• About this task: The required answer is the count of lines in the records that contain "localParcel", with no other text.

((

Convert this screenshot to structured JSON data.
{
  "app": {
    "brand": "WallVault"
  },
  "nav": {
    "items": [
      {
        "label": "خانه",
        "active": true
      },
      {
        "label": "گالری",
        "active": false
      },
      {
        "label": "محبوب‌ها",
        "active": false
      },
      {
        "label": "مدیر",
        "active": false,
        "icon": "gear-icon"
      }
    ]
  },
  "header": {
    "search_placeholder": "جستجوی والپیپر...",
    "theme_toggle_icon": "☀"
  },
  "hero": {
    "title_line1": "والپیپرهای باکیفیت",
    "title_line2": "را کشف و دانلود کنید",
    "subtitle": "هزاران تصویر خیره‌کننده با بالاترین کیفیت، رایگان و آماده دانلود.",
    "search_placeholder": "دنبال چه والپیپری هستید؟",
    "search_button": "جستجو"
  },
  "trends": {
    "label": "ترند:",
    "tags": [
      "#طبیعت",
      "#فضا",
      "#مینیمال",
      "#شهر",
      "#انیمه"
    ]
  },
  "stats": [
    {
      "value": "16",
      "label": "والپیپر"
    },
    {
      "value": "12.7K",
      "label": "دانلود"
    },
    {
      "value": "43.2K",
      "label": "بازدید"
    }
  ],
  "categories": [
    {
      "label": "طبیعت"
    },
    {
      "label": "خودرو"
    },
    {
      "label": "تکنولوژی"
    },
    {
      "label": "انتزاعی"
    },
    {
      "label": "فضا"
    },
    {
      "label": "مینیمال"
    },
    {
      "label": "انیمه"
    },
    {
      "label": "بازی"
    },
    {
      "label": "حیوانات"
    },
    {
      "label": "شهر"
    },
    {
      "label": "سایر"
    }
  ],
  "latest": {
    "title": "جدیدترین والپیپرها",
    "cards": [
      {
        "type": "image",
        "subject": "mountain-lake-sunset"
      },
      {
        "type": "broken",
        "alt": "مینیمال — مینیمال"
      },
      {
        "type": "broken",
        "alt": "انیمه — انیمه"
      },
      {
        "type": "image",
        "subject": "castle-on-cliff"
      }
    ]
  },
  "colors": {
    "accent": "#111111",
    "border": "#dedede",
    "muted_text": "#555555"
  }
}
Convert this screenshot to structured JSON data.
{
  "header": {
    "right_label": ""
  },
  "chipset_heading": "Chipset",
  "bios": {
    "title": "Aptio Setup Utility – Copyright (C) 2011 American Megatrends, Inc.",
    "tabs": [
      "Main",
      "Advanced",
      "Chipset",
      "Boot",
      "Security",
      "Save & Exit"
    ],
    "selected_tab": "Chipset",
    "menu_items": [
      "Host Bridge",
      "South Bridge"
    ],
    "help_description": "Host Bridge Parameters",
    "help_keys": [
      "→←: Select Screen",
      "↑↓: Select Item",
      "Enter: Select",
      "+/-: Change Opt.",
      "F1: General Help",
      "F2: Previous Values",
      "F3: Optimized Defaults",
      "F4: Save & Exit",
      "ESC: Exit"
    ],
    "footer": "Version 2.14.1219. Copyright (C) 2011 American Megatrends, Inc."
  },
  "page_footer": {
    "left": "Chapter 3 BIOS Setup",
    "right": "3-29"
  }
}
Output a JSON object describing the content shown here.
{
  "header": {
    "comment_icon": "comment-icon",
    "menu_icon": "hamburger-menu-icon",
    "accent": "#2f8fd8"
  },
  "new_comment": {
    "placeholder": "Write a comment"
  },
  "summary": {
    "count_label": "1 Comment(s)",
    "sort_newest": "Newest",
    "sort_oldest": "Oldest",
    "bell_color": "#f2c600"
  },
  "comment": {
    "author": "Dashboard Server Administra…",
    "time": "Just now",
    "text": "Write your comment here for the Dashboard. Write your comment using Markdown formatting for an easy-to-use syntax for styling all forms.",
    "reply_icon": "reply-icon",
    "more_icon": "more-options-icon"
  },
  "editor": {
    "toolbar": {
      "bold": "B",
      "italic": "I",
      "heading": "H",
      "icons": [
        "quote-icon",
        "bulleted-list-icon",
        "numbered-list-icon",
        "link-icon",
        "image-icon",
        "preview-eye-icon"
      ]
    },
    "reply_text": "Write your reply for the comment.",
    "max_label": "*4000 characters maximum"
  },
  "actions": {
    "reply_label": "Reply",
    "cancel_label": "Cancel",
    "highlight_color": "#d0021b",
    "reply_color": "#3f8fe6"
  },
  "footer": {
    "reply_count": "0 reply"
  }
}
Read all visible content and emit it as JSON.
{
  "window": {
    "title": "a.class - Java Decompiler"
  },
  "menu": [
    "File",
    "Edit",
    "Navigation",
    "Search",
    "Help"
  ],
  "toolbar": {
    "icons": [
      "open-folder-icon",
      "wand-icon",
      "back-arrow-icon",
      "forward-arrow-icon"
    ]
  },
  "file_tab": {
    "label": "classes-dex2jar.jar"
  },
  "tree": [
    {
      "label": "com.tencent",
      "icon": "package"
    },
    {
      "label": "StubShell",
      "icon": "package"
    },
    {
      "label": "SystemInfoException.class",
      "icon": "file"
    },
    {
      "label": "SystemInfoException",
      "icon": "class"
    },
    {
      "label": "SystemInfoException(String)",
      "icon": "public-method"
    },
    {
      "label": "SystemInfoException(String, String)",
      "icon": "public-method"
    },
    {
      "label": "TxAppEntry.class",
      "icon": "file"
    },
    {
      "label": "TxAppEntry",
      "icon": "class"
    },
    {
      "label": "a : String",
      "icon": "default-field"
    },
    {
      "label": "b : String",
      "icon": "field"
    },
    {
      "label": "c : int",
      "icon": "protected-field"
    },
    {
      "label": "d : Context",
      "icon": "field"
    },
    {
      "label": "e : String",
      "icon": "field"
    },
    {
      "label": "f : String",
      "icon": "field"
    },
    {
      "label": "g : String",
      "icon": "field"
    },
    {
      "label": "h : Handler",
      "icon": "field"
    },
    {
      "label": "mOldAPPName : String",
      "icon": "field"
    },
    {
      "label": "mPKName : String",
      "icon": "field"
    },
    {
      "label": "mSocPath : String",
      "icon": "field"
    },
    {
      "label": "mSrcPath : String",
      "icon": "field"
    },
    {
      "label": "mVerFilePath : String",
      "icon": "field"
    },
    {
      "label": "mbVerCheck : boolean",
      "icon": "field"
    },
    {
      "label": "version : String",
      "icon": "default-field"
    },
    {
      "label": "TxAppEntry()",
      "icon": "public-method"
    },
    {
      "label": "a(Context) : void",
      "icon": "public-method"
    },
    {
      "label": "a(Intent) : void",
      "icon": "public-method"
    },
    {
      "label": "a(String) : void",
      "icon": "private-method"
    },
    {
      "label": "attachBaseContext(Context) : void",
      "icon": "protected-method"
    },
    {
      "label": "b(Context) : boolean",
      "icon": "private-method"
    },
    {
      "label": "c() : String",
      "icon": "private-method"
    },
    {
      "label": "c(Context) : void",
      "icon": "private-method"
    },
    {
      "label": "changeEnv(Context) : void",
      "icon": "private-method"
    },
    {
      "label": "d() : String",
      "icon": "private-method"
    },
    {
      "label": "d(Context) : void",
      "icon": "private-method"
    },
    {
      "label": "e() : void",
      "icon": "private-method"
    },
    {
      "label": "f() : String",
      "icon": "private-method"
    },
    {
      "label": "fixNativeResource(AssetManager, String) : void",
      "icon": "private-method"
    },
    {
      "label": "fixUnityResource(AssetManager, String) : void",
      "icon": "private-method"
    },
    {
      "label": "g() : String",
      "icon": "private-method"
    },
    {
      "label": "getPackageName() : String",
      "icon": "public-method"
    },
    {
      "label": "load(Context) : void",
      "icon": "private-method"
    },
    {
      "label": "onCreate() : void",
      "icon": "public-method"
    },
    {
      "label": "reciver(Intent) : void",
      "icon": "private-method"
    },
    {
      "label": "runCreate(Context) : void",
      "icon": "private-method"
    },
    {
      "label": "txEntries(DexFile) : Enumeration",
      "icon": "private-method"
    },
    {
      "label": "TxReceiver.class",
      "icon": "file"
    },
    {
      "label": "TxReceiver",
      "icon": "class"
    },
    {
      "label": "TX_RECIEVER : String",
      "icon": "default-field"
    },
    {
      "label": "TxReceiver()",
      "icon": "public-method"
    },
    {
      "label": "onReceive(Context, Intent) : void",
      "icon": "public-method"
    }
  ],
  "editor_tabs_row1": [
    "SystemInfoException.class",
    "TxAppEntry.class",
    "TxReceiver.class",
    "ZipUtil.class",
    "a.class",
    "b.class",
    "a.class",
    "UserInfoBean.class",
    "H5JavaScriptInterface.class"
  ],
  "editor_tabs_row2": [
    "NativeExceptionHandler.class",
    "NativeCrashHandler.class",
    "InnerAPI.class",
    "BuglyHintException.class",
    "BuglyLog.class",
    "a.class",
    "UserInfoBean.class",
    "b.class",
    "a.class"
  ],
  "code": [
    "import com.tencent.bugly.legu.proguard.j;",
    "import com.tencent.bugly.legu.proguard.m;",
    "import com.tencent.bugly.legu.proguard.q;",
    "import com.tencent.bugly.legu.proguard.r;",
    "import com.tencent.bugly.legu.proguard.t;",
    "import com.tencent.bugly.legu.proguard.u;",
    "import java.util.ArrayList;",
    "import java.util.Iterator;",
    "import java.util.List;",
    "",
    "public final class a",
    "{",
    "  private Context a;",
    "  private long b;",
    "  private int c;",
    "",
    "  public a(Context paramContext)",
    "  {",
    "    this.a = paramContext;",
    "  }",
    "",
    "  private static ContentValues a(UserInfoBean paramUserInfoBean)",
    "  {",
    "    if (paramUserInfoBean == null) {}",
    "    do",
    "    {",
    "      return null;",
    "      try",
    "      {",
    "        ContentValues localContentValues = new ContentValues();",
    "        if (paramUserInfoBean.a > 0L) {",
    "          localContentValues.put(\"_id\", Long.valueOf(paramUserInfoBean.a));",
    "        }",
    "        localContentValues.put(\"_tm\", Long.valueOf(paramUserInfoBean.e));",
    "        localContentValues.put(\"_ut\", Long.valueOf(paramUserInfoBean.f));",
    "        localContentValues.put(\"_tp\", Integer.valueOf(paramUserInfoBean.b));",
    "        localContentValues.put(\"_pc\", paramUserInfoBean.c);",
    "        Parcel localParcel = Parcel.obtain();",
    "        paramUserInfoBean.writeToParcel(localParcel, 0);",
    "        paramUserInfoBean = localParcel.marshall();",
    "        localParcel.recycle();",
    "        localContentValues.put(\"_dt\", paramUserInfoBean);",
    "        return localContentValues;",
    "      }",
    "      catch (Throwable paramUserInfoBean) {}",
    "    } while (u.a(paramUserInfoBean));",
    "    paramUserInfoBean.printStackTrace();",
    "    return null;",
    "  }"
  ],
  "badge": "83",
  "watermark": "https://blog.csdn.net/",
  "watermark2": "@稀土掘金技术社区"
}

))

• Task solution: 4